Xinhua News Agency (02.02.12) - Thursday, February 02, 2012
In a recent study, one in five HIV-positive gay and bisexual
men in New Zealand did not know they were infected. According
to the authors, their 2011 research presents the first
estimate of actual and undiagnosed HIV infection among a
community sample of New Zealand men who have sex with men. Of
1,049 MSM tested, 67 had HIV (6.5 percent)- including 14 (20.9
percent) who had no idea, the study found. New Zealand saw a
record 95 new HIV diagnoses among MSM in 2010, continuing an
upward trend noted since 2003.
"The existence of people with undiagnosed HIV infection must
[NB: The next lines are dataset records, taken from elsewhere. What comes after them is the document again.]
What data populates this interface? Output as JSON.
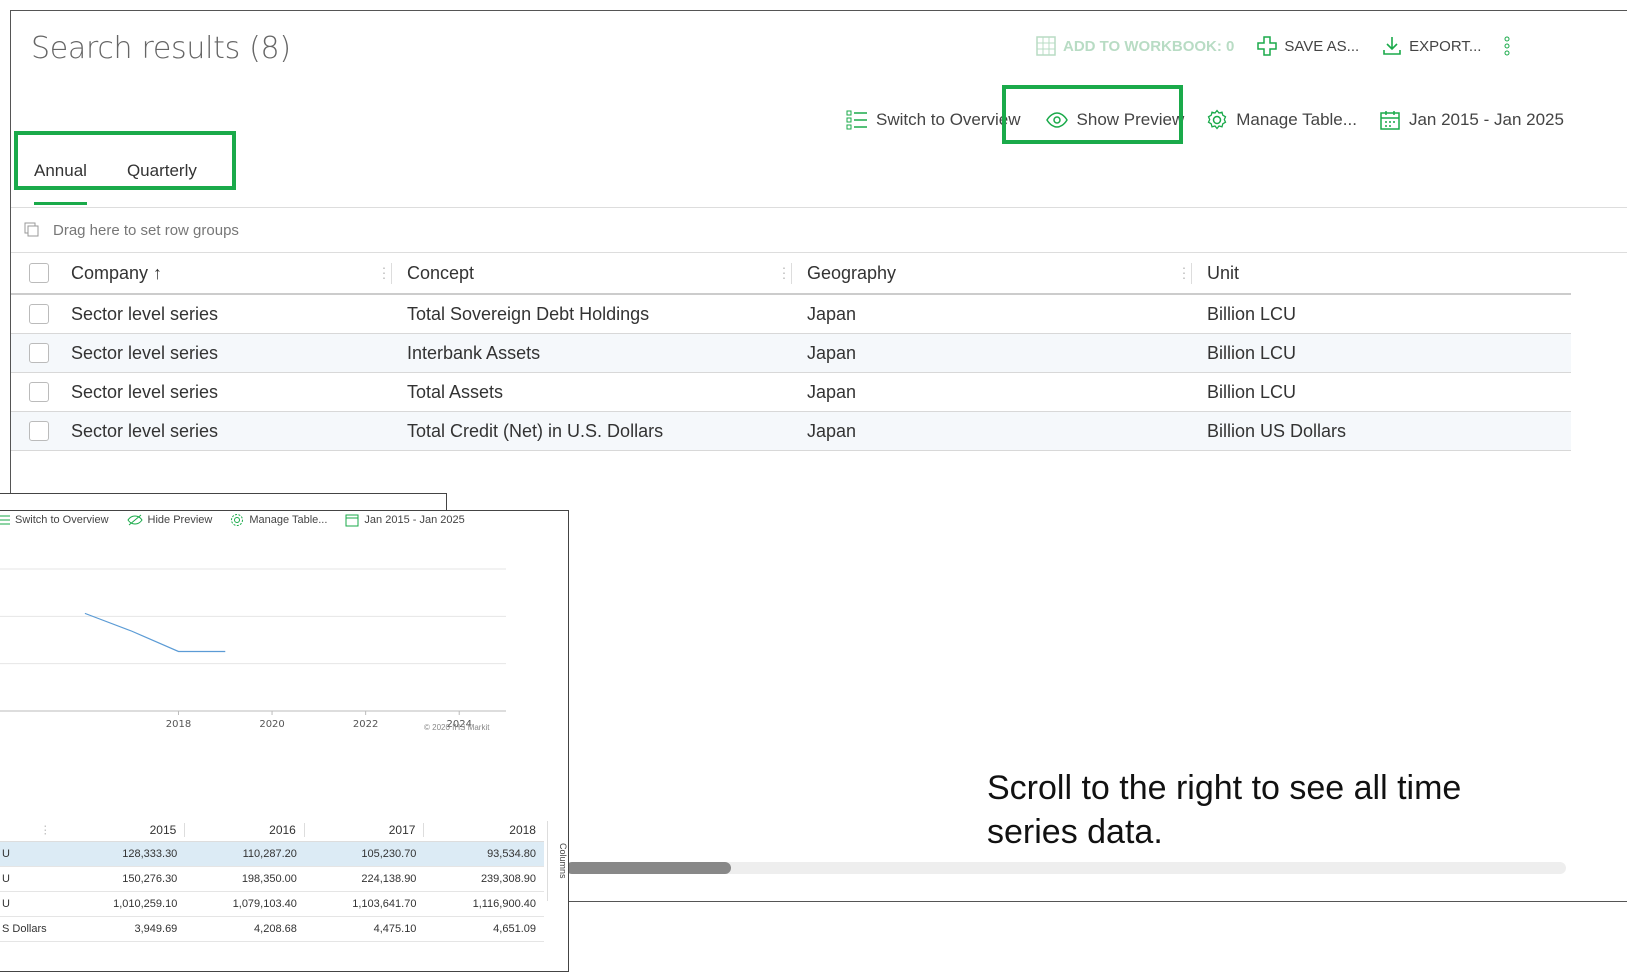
{
  "header": {
    "title": "Search results (8)",
    "add_to_workbook": "ADD TO WORKBOOK: 0",
    "save_as": "SAVE AS...",
    "export": "EXPORT..."
  },
  "view_toolbar": {
    "switch_overview": "Switch to Overview",
    "show_preview": "Show Preview",
    "manage_table": "Manage Table...",
    "date_range": "Jan 2015 - Jan 2025"
  },
  "tabs": [
    {
      "label": "Annual",
      "active": true
    },
    {
      "label": "Quarterly",
      "active": false
    }
  ],
  "group_bar": {
    "placeholder": "Drag here to set row groups"
  },
  "grid": {
    "columns": [
      "Company ↑",
      "Concept",
      "Geography",
      "Unit"
    ],
    "rows": [
      [
        "Sector level series",
        "Total Sovereign Debt Holdings",
        "Japan",
        "Billion LCU"
      ],
      [
        "Sector level series",
        "Interbank Assets",
        "Japan",
        "Billion LCU"
      ],
      [
        "Sector level series",
        "Total Assets",
        "Japan",
        "Billion LCU"
      ],
      [
        "Sector level series",
        "Total Credit (Net) in U.S. Dollars",
        "Japan",
        "Billion US Dollars"
      ]
    ]
  },
  "note": "Scroll to the right to see all time series data.",
  "preview": {
    "toolbar": {
      "switch_overview": "Switch to Overview",
      "hide_preview": "Hide Preview",
      "manage_table": "Manage Table...",
      "date_range": "Jan 2015 - Jan 2025"
    },
    "chart_data": {
      "type": "line",
      "x_ticks": [
        "2018",
        "2020",
        "2022",
        "2024"
      ],
      "series": [
        {
          "x": [
            2016,
            2017,
            2018,
            2019
          ],
          "values": [
            115000,
            105000,
            93534.8,
            93534.8
          ]
        }
      ],
      "copyright": "© 2020 IHS Markit"
    },
    "table": {
      "years": [
        "2015",
        "2016",
        "2017",
        "2018"
      ],
      "rows": [
        {
          "unit": "U",
          "values": [
            "128,333.30",
            "110,287.20",
            "105,230.70",
            "93,534.80"
          ]
        },
        {
          "unit": "U",
          "values": [
            "150,276.30",
            "198,350.00",
            "224,138.90",
            "239,308.90"
          ]
        },
        {
          "unit": "U",
          "values": [
            "1,010,259.10",
            "1,079,103.40",
            "1,103,641.70",
            "1,116,900.40"
          ]
        },
        {
          "unit": "S Dollars",
          "values": [
            "3,949.69",
            "4,208.68",
            "4,475.10",
            "4,651.09"
          ]
        }
      ],
      "side_label": "Columns"
    }
  },
  "colors": {
    "accent": "#1aaa4a",
    "highlight": "#1aaa4a",
    "line": "#5b9bd5"
  }
}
be taken seriously if we're going to bring HIV under better
control," said Dr. Peter Saxton, lead study author with the
University of Otago's Department of Preventive and Social
Medicine. "A person with undiagnosed HIV cannot tell someone
they're infected and might not initiate safe sex."
Most of those unknowingly infected had believed they did not
have HIV, and many had previously been tested for the virus.
"The practical reality of this is that everyone, especially
gay men, needs to become better educated, supported, and
proficient at safe sex to control HIV and other [STDs],"
Saxton said. "Individuals with HIV who remain undiagnosed
delay treatments that can improve their quality of life and
life expectancy" and reduce their infectiousness to others, he
said. "New Zealand has one of the best records of HIV control
internationally, and we need to keep it that way by
encouraging condom use and earlier diagnosis among those most
Previously, one in 20 gay and bisexual men in Auckland were
thought to have HIV, said Shaun Robinson, executive director
of the New Zealand AIDS Foundation. The new study suggests
that figure is now one in 15, Robinson said.
To access the study, visit: